TASK OBJECTIVE | Print all entries word for word.
[DATA FOR THIS TASK]
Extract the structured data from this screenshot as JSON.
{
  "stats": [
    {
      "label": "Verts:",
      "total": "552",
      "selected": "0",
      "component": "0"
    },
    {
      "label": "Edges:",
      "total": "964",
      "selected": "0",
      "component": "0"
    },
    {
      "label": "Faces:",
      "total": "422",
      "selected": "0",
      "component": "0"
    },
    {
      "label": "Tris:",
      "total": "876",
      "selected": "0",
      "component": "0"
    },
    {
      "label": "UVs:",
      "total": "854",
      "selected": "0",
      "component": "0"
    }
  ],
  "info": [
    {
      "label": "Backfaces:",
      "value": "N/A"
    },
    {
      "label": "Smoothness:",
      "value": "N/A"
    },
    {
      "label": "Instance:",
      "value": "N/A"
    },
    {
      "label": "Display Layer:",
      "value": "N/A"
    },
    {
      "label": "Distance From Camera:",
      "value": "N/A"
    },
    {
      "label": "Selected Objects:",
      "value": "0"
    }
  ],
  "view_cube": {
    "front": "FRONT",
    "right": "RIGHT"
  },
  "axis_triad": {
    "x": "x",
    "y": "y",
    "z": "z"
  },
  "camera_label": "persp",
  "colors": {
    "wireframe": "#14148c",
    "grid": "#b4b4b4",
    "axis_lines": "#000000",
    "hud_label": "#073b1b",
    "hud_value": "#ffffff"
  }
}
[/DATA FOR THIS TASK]
FINISHED TASK |
Extract the structured data from this screenshot as JSON.
{
  "stats": [
    {
      "label": "Verts:",
      "total": "552",
      "selected": "0",
      "component": "0"
    },
    {
      "label": "Edges:",
      "total": "964",
      "selected": "0",
      "component": "0"
    },
    {
      "label": "Faces:",
      "total": "422",
      "selected": "0",
      "component": "0"
    },
    {
      "label": "Tris:",
      "total": "876",
      "selected": "0",
      "component": "0"
    },
    {
      "label": "UVs:",
      "total": "854",
      "selected": "0",
      "component": "0"
    }
  ],
  "info": [
    {
      "label": "Backfaces:",
      "value": "N/A"
    },
    {
      "label": "Smoothness:",
      "value": "N/A"
    },
    {
      "label": "Instance:",
      "value": "N/A"
    },
    {
      "label": "Display Layer:",
      "value": "N/A"
    },
    {
      "label": "Distance From Camera:",
      "value": "N/A"
    },
    {
      "label": "Selected Objects:",
      "value": "0"
    }
  ],
  "view_cube": {
    "front": "FRONT",
    "right": "RIGHT"
  },
  "axis_triad": {
    "x": "x",
    "y": "y",
    "z": "z"
  },
  "camera_label": "persp",
  "colors": {
    "wireframe": "#14148c",
    "grid": "#b4b4b4",
    "axis_lines": "#000000",
    "hud_label": "#073b1b",
    "hud_value": "#ffffff"
  }
}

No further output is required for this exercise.